The retail giant owns several popular fast fashion chains like Oasis, Wallis and Pretty Little Thing, all of which grapple with low wages for workers and no evidence that they’ve addressed alerts fromwatchdog organizations.
Brands to Shop at Instead
If you’re looking for a place to get your summer wardrobe ready and want to make sure your dollars are going to humane business practices, here are a few solid brands we love. Remember, these places might cost a little more than some of the spots listed above, which means shopping sustainably and ethically might mean some of us have to rethink what our wardrobes look like.
Maybe we get by on fewer, higher quality pieces that will last longer and leave us with an easier conscience. Here are a few places to start:
Reformation: Affordable, stylish pieces for women with transparent, detailed descriptions about how their pieces are made and who made it.
Patagonia: Long the favored brand of outdoorsy, granola types, Patagonia’s long-term commitment to environmental ethics and worker fairness has earned some several generations of loyalists. And, most recently, Patagonia founder Yvon Choinard announced he would sell the company and use future profits tofight against climate change.
Outerknown: The California brand specializes in surf-inspired wear for people who like going to the beach (or like to look like they are anyway) and works with recycled materials while partnering with humanitarian organizations to make sure the people who make their clothes are being treated fair and paid well.
Levi’s: Proof that you can be successful and sustainable, one of America’s most beloved clothing brands is also one of its most ethical, giving back to workers and communities alike while making sure it’s leaving the environment better than it was before they got there.
Everlane: Everlane got famous for their T-shirts, which fit and cost how much a tee should fit and cost.
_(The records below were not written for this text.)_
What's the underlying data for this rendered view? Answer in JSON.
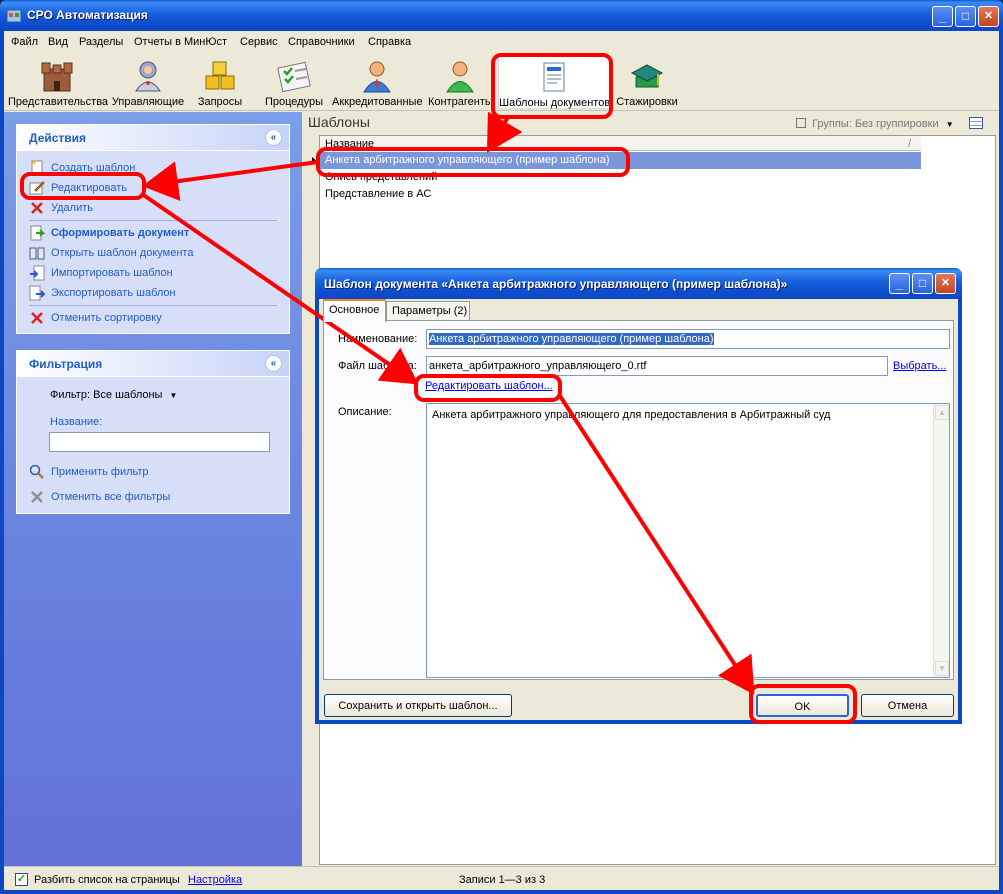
{
  "window": {
    "title": "СРО Автоматизация",
    "min": "_",
    "max": "□",
    "close": "✕"
  },
  "menu": [
    "Файл",
    "Вид",
    "Разделы",
    "Отчеты в МинЮст",
    "Сервис",
    "Справочники",
    "Справка"
  ],
  "toolbar": [
    {
      "label": "Представительства",
      "icon": "castle-icon"
    },
    {
      "label": "Управляющие",
      "icon": "manager-icon"
    },
    {
      "label": "Запросы",
      "icon": "blocks-icon"
    },
    {
      "label": "Процедуры",
      "icon": "checklist-icon"
    },
    {
      "label": "Аккредитованные",
      "icon": "person-tie-icon"
    },
    {
      "label": "Контрагенты",
      "icon": "person-green-icon"
    },
    {
      "label": "Шаблоны документов",
      "icon": "document-template-icon"
    },
    {
      "label": "Стажировки",
      "icon": "graduation-cap-icon"
    }
  ],
  "actions_panel": {
    "title": "Действия",
    "collapse": "«",
    "items": [
      {
        "label": "Создать шаблон",
        "icon": "new-document-icon"
      },
      {
        "label": "Редактировать",
        "icon": "edit-icon"
      },
      {
        "label": "Удалить",
        "icon": "delete-icon"
      },
      {
        "label": "Сформировать документ",
        "icon": "generate-document-icon"
      },
      {
        "label": "Открыть шаблон документа",
        "icon": "open-book-icon"
      },
      {
        "label": "Импортировать шаблон",
        "icon": "import-icon"
      },
      {
        "label": "Экспортировать шаблон",
        "icon": "export-icon"
      },
      {
        "label": "Отменить сортировку",
        "icon": "cancel-sort-icon"
      }
    ]
  },
  "filter_panel": {
    "title": "Фильтрация",
    "collapse": "«",
    "filter_label": "Фильтр: Все шаблоны",
    "name_label": "Название:",
    "name_value": "",
    "apply": "Применить фильтр",
    "clear": "Отменить все фильтры"
  },
  "content": {
    "header": "Шаблоны",
    "grouping": "Группы: Без группировки",
    "column": "Название",
    "rows": [
      "Анкета арбитражного управляющего (пример шаблона)",
      "Опись представлений",
      "Представление в АС"
    ],
    "selected_row": 0
  },
  "status": {
    "paginate": "Разбить список на страницы",
    "settings": "Настройка",
    "records": "Записи 1—3 из 3"
  },
  "dialog": {
    "title": "Шаблон документа «Анкета арбитражного управляющего (пример шаблона)»",
    "tabs": [
      "Основное",
      "Параметры (2)"
    ],
    "name_label": "Наименование:",
    "name_value": "Анкета арбитражного управляющего (пример шаблона)",
    "file_label": "Файл шаблона:",
    "file_value": "анкета_арбитражного_управляющего_0.rtf",
    "choose": "Выбрать...",
    "edit_template": "Редактировать шаблон...",
    "desc_label": "Описание:",
    "desc_value": "Анкета арбитражного управляющего для предоставления в Арбитражный суд",
    "save_open": "Сохранить и открыть шаблон...",
    "ok": "OK",
    "cancel": "Отмена"
  },
  "colors": {
    "xp_blue": "#0d48c4",
    "sidebar_link": "#215dc6",
    "selection": "#7b97dc",
    "annotation_red": "#ff0000"
  }
}
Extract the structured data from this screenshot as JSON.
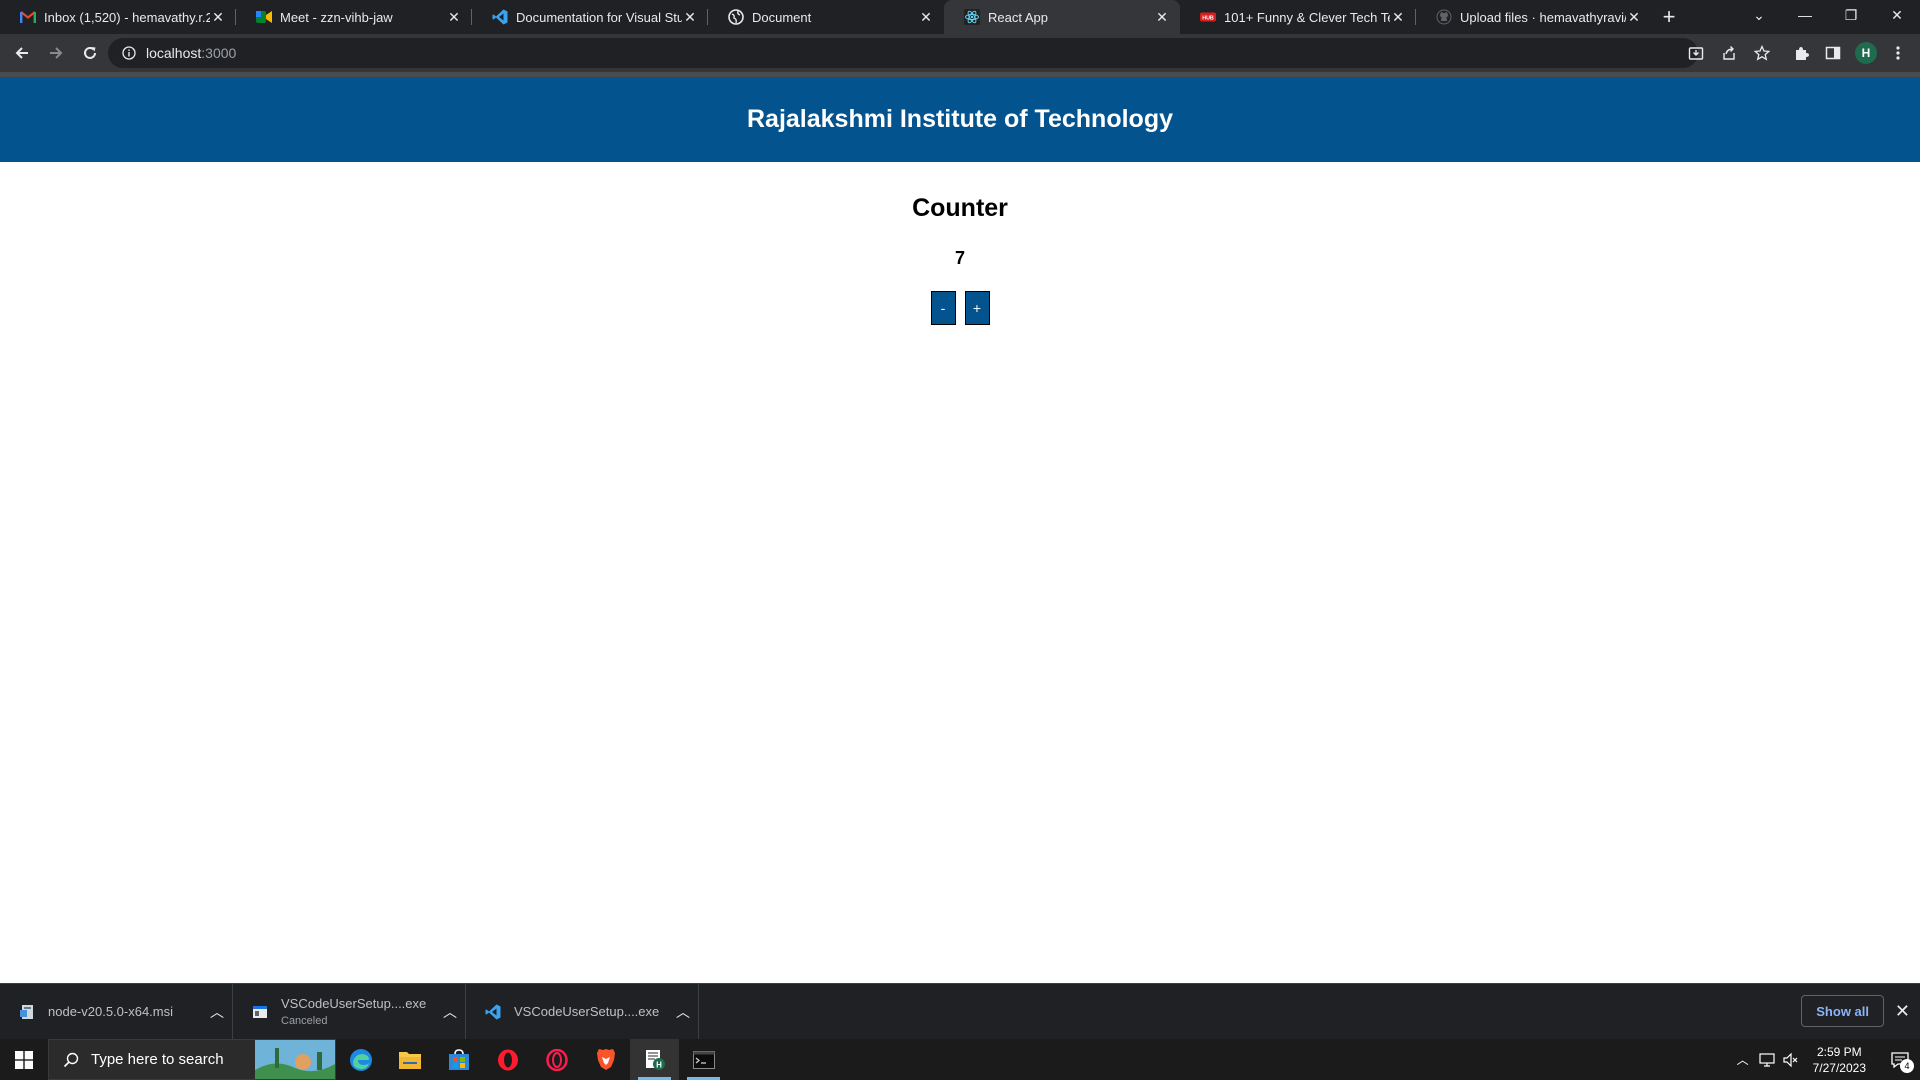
{
  "browser": {
    "tabs": [
      {
        "title": "Inbox (1,520) - hemavathy.r.2021",
        "favicon": "gmail-icon",
        "active": false
      },
      {
        "title": "Meet - zzn-vihb-jaw",
        "favicon": "google-meet-icon",
        "active": false
      },
      {
        "title": "Documentation for Visual Studio Code",
        "favicon": "vscode-icon",
        "active": false
      },
      {
        "title": "Document",
        "favicon": "globe-icon",
        "active": false
      },
      {
        "title": "React App",
        "favicon": "react-icon",
        "active": true
      },
      {
        "title": "101+ Funny & Clever Tech Team Names",
        "favicon": "hubspot-icon",
        "active": false
      },
      {
        "title": "Upload files · hemavathyravi/my",
        "favicon": "github-icon",
        "active": false
      }
    ],
    "address": "localhost:3000",
    "address_host": "localhost",
    "address_port": ":3000",
    "profile_initial": "H"
  },
  "page": {
    "header_title": "Rajalakshmi Institute of Technology",
    "counter_title": "Counter",
    "counter_value": "7",
    "decrement_label": "-",
    "increment_label": "+"
  },
  "downloads": {
    "items": [
      {
        "name": "node-v20.5.0-x64.msi",
        "status": "",
        "icon": "msi-installer-icon"
      },
      {
        "name": "VSCodeUserSetup....exe",
        "status": "Canceled",
        "icon": "exe-file-icon"
      },
      {
        "name": "VSCodeUserSetup....exe",
        "status": "",
        "icon": "vscode-icon"
      }
    ],
    "show_all_label": "Show all"
  },
  "taskbar": {
    "search_placeholder": "Type here to search",
    "time": "2:59 PM",
    "date": "7/27/2023",
    "notification_count": "4"
  },
  "colors": {
    "accent": "#03538f",
    "chrome_dark": "#202124",
    "chrome_toolbar": "#35363a"
  }
}
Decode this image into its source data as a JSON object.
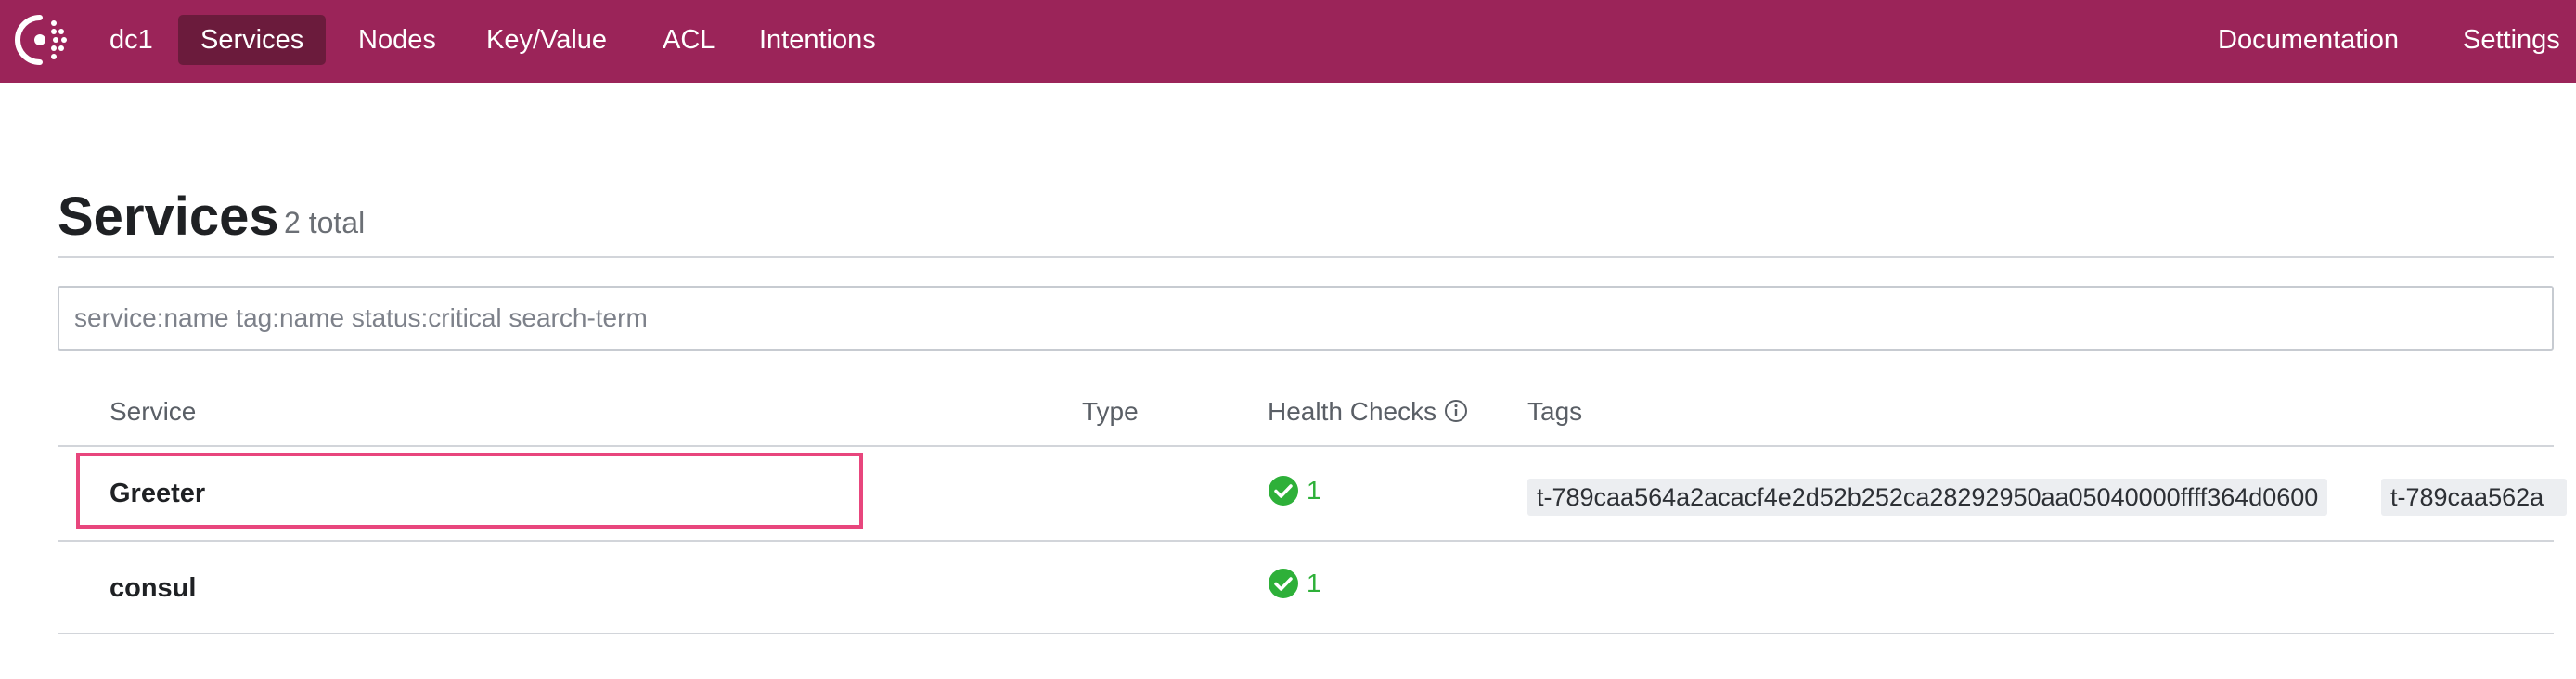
{
  "nav": {
    "logo": "consul-logo-icon",
    "datacenter": "dc1",
    "items": [
      {
        "label": "Services",
        "active": true
      },
      {
        "label": "Nodes",
        "active": false
      },
      {
        "label": "Key/Value",
        "active": false
      },
      {
        "label": "ACL",
        "active": false
      },
      {
        "label": "Intentions",
        "active": false
      }
    ],
    "right_items": [
      {
        "label": "Documentation"
      },
      {
        "label": "Settings"
      }
    ]
  },
  "page": {
    "title": "Services",
    "count": "2 total"
  },
  "search": {
    "value": "",
    "placeholder": "service:name tag:name status:critical search-term"
  },
  "table": {
    "headers": {
      "service": "Service",
      "type": "Type",
      "health": "Health Checks",
      "tags": "Tags"
    },
    "rows": [
      {
        "service": "Greeter",
        "type": "",
        "health_passing": "1",
        "tags": [
          "t-789caa564a2acacf4e2d52b252ca28292950aa05040000ffff364d0600",
          "t-789caa562a"
        ],
        "highlighted": true
      },
      {
        "service": "consul",
        "type": "",
        "health_passing": "1",
        "tags": [],
        "highlighted": false
      }
    ]
  },
  "colors": {
    "brand": "#9b2459",
    "brand_active": "#6b1b3c",
    "passing": "#2eb039",
    "highlight": "#e8467d"
  }
}
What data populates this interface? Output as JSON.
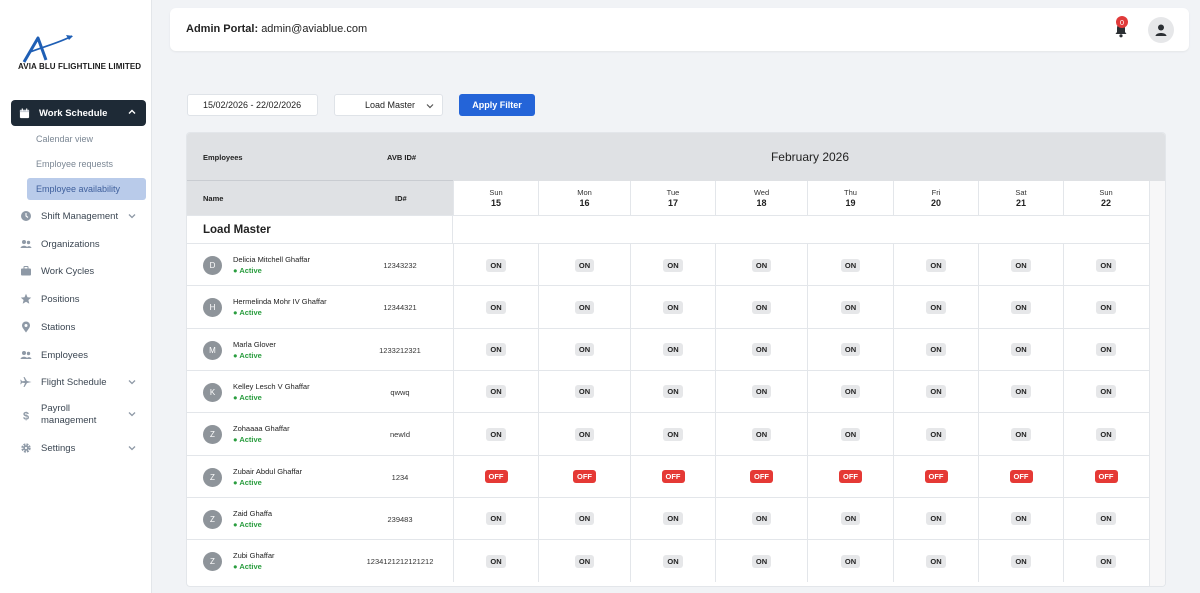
{
  "brand": {
    "name": "AVIA BLU FLIGHTLINE LIMITED"
  },
  "sidebar": {
    "active": {
      "label": "Work Schedule",
      "icon": "calendar-icon"
    },
    "subitems": [
      {
        "label": "Calendar view",
        "selected": false
      },
      {
        "label": "Employee requests",
        "selected": false
      },
      {
        "label": "Employee availability",
        "selected": true
      }
    ],
    "items": [
      {
        "label": "Shift Management",
        "icon": "clock-icon",
        "has_chevron": true
      },
      {
        "label": "Organizations",
        "icon": "users-icon",
        "has_chevron": false
      },
      {
        "label": "Work Cycles",
        "icon": "briefcase-icon",
        "has_chevron": false
      },
      {
        "label": "Positions",
        "icon": "star-icon",
        "has_chevron": false
      },
      {
        "label": "Stations",
        "icon": "map-pin-icon",
        "has_chevron": false
      },
      {
        "label": "Employees",
        "icon": "users-icon",
        "has_chevron": false
      },
      {
        "label": "Flight Schedule",
        "icon": "plane-icon",
        "has_chevron": true
      },
      {
        "label": "Payroll management",
        "icon": "dollar-icon",
        "has_chevron": true
      },
      {
        "label": "Settings",
        "icon": "gear-icon",
        "has_chevron": true
      }
    ]
  },
  "header": {
    "portal_label": "Admin Portal:",
    "email": "admin@aviablue.com",
    "notification_count": "0"
  },
  "filters": {
    "date_range": "15/02/2026 - 22/02/2026",
    "position": "Load Master",
    "apply_label": "Apply Filter"
  },
  "table": {
    "headers": {
      "employees": "Employees",
      "avb_id": "AVB ID#",
      "name": "Name",
      "id": "ID#"
    },
    "month": "February 2026",
    "days": [
      {
        "name": "Sun",
        "date": "15"
      },
      {
        "name": "Mon",
        "date": "16"
      },
      {
        "name": "Tue",
        "date": "17"
      },
      {
        "name": "Wed",
        "date": "18"
      },
      {
        "name": "Thu",
        "date": "19"
      },
      {
        "name": "Fri",
        "date": "20"
      },
      {
        "name": "Sat",
        "date": "21"
      },
      {
        "name": "Sun",
        "date": "22"
      }
    ],
    "group": "Load Master",
    "rows": [
      {
        "initial": "D",
        "name": "Delicia Mitchell Ghaffar",
        "status": "● Active",
        "id": "12343232",
        "days": [
          "ON",
          "ON",
          "ON",
          "ON",
          "ON",
          "ON",
          "ON",
          "ON"
        ]
      },
      {
        "initial": "H",
        "name": "Hermelinda Mohr IV Ghaffar",
        "status": "● Active",
        "id": "12344321",
        "days": [
          "ON",
          "ON",
          "ON",
          "ON",
          "ON",
          "ON",
          "ON",
          "ON"
        ]
      },
      {
        "initial": "M",
        "name": "Marla Glover",
        "status": "● Active",
        "id": "1233212321",
        "days": [
          "ON",
          "ON",
          "ON",
          "ON",
          "ON",
          "ON",
          "ON",
          "ON"
        ]
      },
      {
        "initial": "K",
        "name": "Kelley Lesch V Ghaffar",
        "status": "● Active",
        "id": "qwwq",
        "days": [
          "ON",
          "ON",
          "ON",
          "ON",
          "ON",
          "ON",
          "ON",
          "ON"
        ]
      },
      {
        "initial": "Z",
        "name": "Zohaaaa Ghaffar",
        "status": "● Active",
        "id": "newId",
        "days": [
          "ON",
          "ON",
          "ON",
          "ON",
          "ON",
          "ON",
          "ON",
          "ON"
        ]
      },
      {
        "initial": "Z",
        "name": "Zubair Abdul Ghaffar",
        "status": "● Active",
        "id": "1234",
        "days": [
          "OFF",
          "OFF",
          "OFF",
          "OFF",
          "OFF",
          "OFF",
          "OFF",
          "OFF"
        ]
      },
      {
        "initial": "Z",
        "name": "Zaid Ghaffa",
        "status": "● Active",
        "id": "239483",
        "days": [
          "ON",
          "ON",
          "ON",
          "ON",
          "ON",
          "ON",
          "ON",
          "ON"
        ]
      },
      {
        "initial": "Z",
        "name": "Zubi Ghaffar",
        "status": "● Active",
        "id": "1234121212121212",
        "days": [
          "ON",
          "ON",
          "ON",
          "ON",
          "ON",
          "ON",
          "ON",
          "ON"
        ]
      }
    ]
  },
  "colors": {
    "primary": "#2464d8",
    "nav_active": "#1e2a36",
    "off": "#e53935",
    "active_status": "#2a9d3f"
  }
}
They do it all carefully too, taking good care of their employees and the materials they use.